_Task prompt_
Give all of the data again exactly as written, omitting every image.

_Records drawn from a dataset_

******************************

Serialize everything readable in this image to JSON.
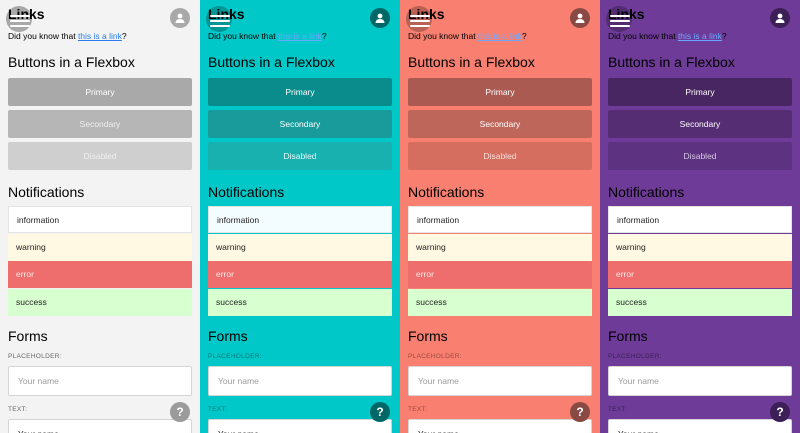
{
  "sections": {
    "links_title": "Links",
    "intro_prefix": "Did you know that ",
    "intro_link": "this is a link",
    "intro_suffix": "?",
    "buttons_title": "Buttons in a Flexbox",
    "notifications_title": "Notifications",
    "forms_title": "Forms"
  },
  "buttons": {
    "primary": "Primary",
    "secondary": "Secondary",
    "disabled": "Disabled"
  },
  "notifications": {
    "information": "information",
    "warning": "warning",
    "error": "error",
    "success": "success"
  },
  "forms": {
    "placeholder_label": "PLACEHOLDER:",
    "placeholder_text": "Your name",
    "text_label": "TEXT:",
    "text_value": "Your name"
  },
  "help_label": "?",
  "themes": [
    {
      "name": "light",
      "background": "#f3f3f3"
    },
    {
      "name": "teal",
      "background": "#00c8c8"
    },
    {
      "name": "coral",
      "background": "#f98070"
    },
    {
      "name": "purple",
      "background": "#6f3b99"
    }
  ],
  "icons": {
    "menu": "hamburger-menu-icon",
    "avatar": "user-avatar-icon",
    "help": "help-icon"
  }
}
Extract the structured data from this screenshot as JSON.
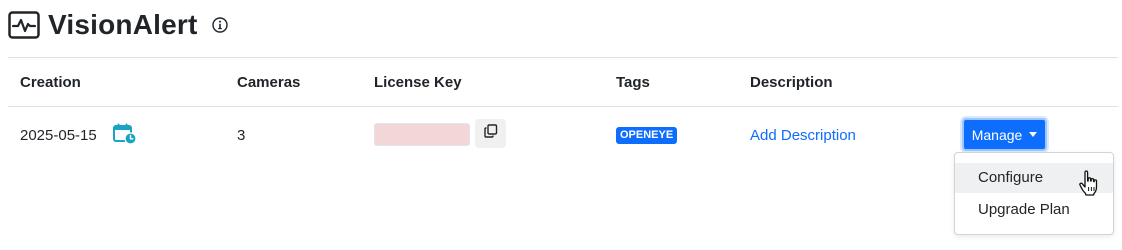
{
  "app": {
    "title": "VisionAlert",
    "icon": "activity-monitor-icon",
    "info_icon": "info-icon"
  },
  "table": {
    "headers": {
      "creation": "Creation",
      "cameras": "Cameras",
      "license_key": "License Key",
      "tags": "Tags",
      "description": "Description"
    },
    "rows": [
      {
        "creation": "2025-05-15",
        "cameras": "3",
        "license_key": "",
        "tag": "OPENEYE",
        "description_link": "Add Description",
        "manage_label": "Manage"
      }
    ]
  },
  "menu": {
    "items": [
      "Configure",
      "Upgrade Plan"
    ],
    "hovered_index": 0
  },
  "colors": {
    "accent": "#0d6efd",
    "calendar": "#1aa3c3",
    "key_mask": "#f3d6d8"
  }
}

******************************

_Output below_
Serialize everything readable in this image to JSON.
{
  "sections": {
    "links_title": "Links",
    "intro_prefix": "Did you know that ",
    "intro_link": "this is a link",
    "intro_suffix": "?",
    "buttons_title": "Buttons in a Flexbox",
    "notifications_title": "Notifications",
    "forms_title": "Forms"
  },
  "buttons": {
    "primary": "Primary",
    "secondary": "Secondary",
    "disabled": "Disabled"
  },
  "notifications": {
    "information": "information",
    "warning": "warning",
    "error": "error",
    "success": "success"
  },
  "forms": {
    "placeholder_label": "PLACEHOLDER:",
    "placeholder_text": "Your name",
    "text_label": "TEXT:",
    "text_value": "Your name"
  },
  "help_label": "?",
  "themes": [
    {
      "name": "light",
      "background": "#f3f3f3"
    },
    {
      "name": "teal",
      "background": "#00c8c8"
    },
    {
      "name": "coral",
      "background": "#f98070"
    },
    {
      "name": "purple",
      "background": "#6f3b99"
    }
  ],
  "icons": {
    "menu": "hamburger-menu-icon",
    "avatar": "user-avatar-icon",
    "help": "help-icon"
  }
}
Extract the structured data from this screenshot as JSON.
{
  "app": {
    "title": "VisionAlert",
    "icon": "activity-monitor-icon",
    "info_icon": "info-icon"
  },
  "table": {
    "headers": {
      "creation": "Creation",
      "cameras": "Cameras",
      "license_key": "License Key",
      "tags": "Tags",
      "description": "Description"
    },
    "rows": [
      {
        "creation": "2025-05-15",
        "cameras": "3",
        "license_key": "",
        "tag": "OPENEYE",
        "description_link": "Add Description",
        "manage_label": "Manage"
      }
    ]
  },
  "menu": {
    "items": [
      "Configure",
      "Upgrade Plan"
    ],
    "hovered_index": 0
  },
  "colors": {
    "accent": "#0d6efd",
    "calendar": "#1aa3c3",
    "key_mask": "#f3d6d8"
  }
}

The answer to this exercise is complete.